6. Portability
Comprising two handles and a rope, a jump rope is about the size of a 500ml water bottle when coiled up, taking up minimal space in your backpack. Thus, you can carry it anywhere and exercise whenever you want.

7. Easy to Operate and Fun
The basic jump rope moves are not difficult, and almost everyone can do them. With a proper warm-up before exercising, jumping rope poses no harm to the body.

8. Low Risk of Sports Injuries
As mentioned earlier, jumping rope carries a low risk of sports injuries. Many may wonder, “Isn’t jumping rope hard on the knees?” Medical experts point out that the pressure on the knees during jumping rope is actually smaller than during jogging! Jogging subjects one foot to reactive force, with more complex knee movements, resulting in greater impact on the knees. In contrast, jumping rope involves equal force on both feet and vertical force, placing lesser stress on the knees.

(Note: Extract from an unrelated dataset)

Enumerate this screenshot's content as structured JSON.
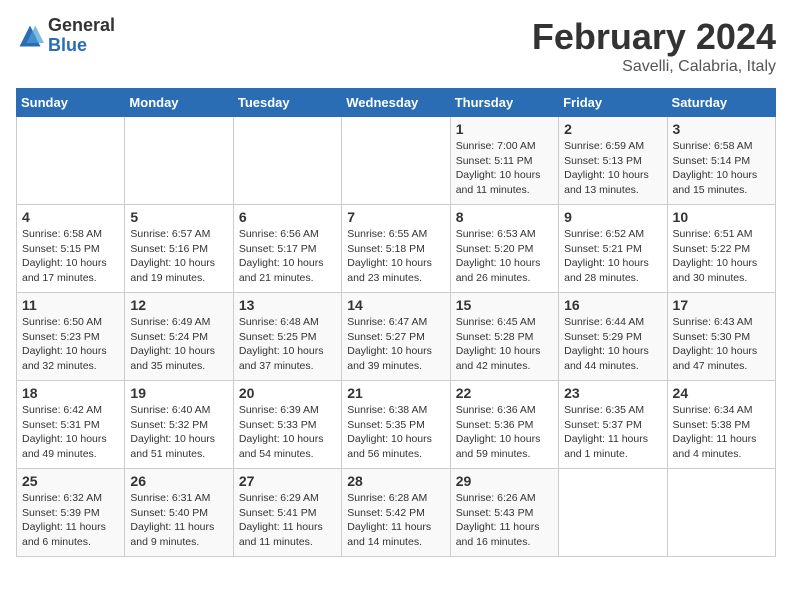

If your impression of jumping rope is limited to up-and-down jumps, check out the fun routines designed by the instructor. There are three beginner-level moves suitable for those new to jumping rope:

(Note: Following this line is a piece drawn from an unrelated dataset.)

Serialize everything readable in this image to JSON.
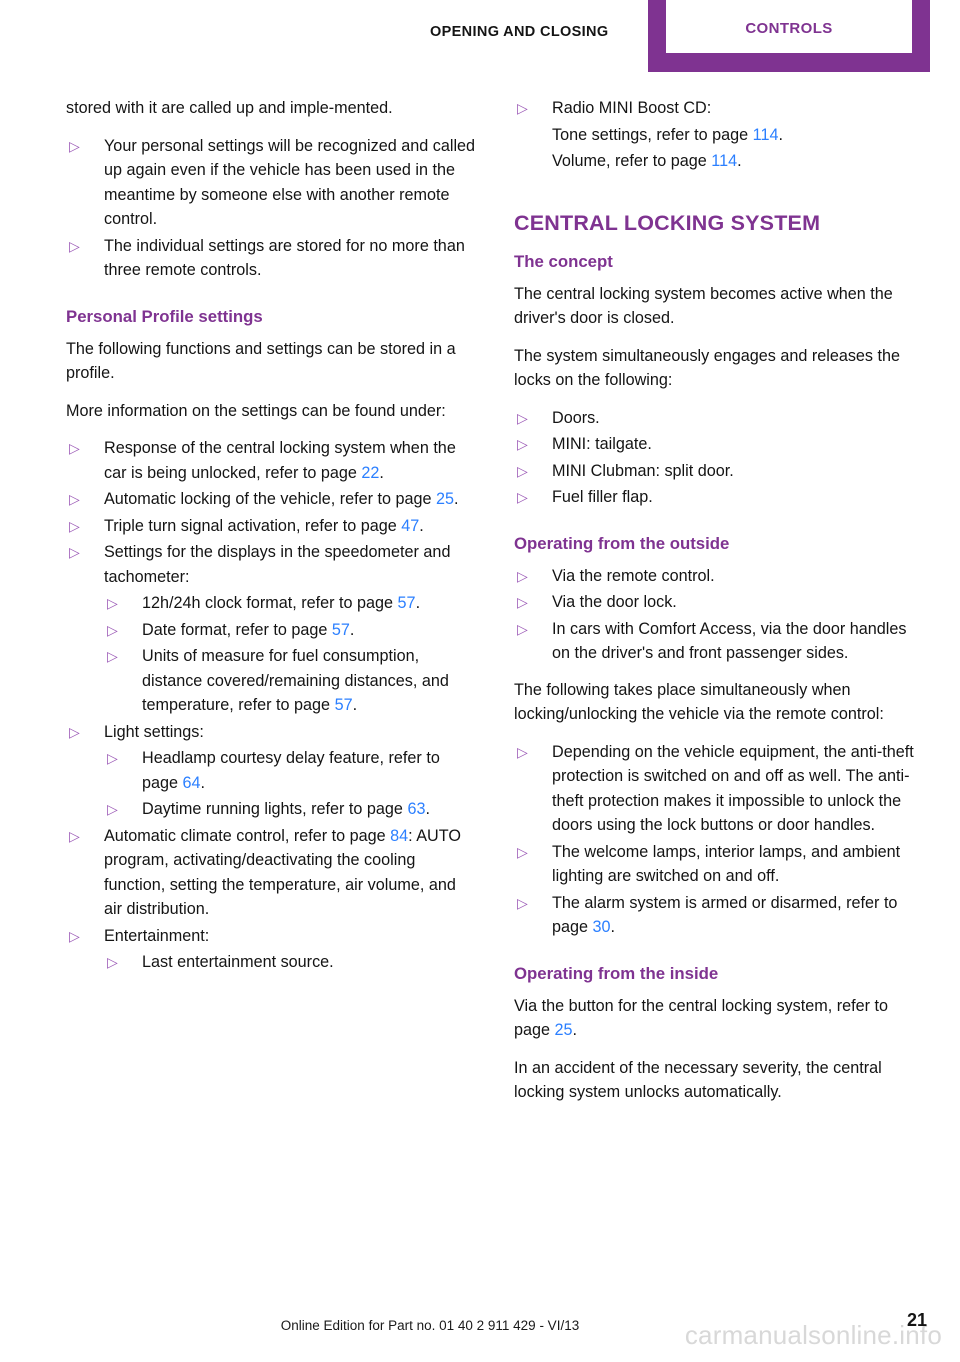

1. Dynamic Lateral Step Touch
Straighten the jump rope horizontally to mark the distance for lateral steps. Place your hands naturally in front of your chest, with your feet shoulder-width apart and knees slightly bent.

Step your right foot to the right, and bring your left foot alongside it to the right, moving your body laterally like a crab to the end of the jump rope. Slowly bend down to touch the handle, stand up, and move to the other end of the jump rope handle. Repeat the action.

2. Jump Rope Shuttle Run
Again, straighten the jump rope on the ground and stand at one end of the handle, with your feet shoulder-width apart and stepping over the rope. Slowly jog forward until you reach the other end of the rope, bending down to touch the handle. Stand up and perform a backward slow jog to the other end of the rope, touching the handle again. Repeat the action.

3. Side-to-Side Jump with Feet Together
Fold the jump rope handle-to-handle and stand on the right side of the rope. Place your hands behind you and slightly bend your knees, trying to keep your feet together. Swing your arms forward, exert force with your body, and jump to the left side of the rope while maintaining a bent knee position upon landing.

While jumping rope has a lower risk of injury, it’s not entirely without danger. Here are six precautions to observe:

1. Jump Rope Selection
There are various types of jump ropes available, including those for children and training, differing in length and weight. Choosing the appropriate length tailored to your needs will enhance your workout results. To determine the optimal rope length, step on the rope and lift the handles on both sides. When your elbows form a 90-degree angle, the height should reach around your navel. The weight can be selected based on personal preferences, but beginners without a strength foundation should opt for a standard weight.

2. Not Recommended for Overweight Individuals or Those with Knee Injuries
Although the impact of jumping rope is small, individuals with excessive weight or a history of knee injuries have weaker knees compared to others. It’s advisable not to attempt jumping rope without consulting a professional coach or doctor if you’re eager to try.

3. Choose a Suitable Venue
Exercising in a safe location is the first step to avoiding injuries. Avoid jumping rope on high surfaces or hard floors. Instead, opt for a PU running track at a playground or place a yoga mat beneath your feet to increase cushioning.

4. Wear Athletic Shoes
Do you habitually jump rope barefoot or wear slippers at home? Break this bad habit! Wearing athletic shoes is essential for jumping rope. Shoes with good elasticity and coverage protect your feet, preventing strains and sprains.

5. Jump Height
There’s no need to jump too high; jumping higher doesn’t necessarily burn more calories. The recommended jump height is just enough to let the rope pass under your feet. Jumping too high increases the burden on your knees and may lead to ankle injuries.

6. Warm-up and Stretching Before and After Exercise
Remember to warm up before exercising to prepare your body, prevent injuries, and enhance performance. After exercising, stretch to allow your overheated muscles to cool down gradually and regain flexibility!

Post time: Nov-17-2023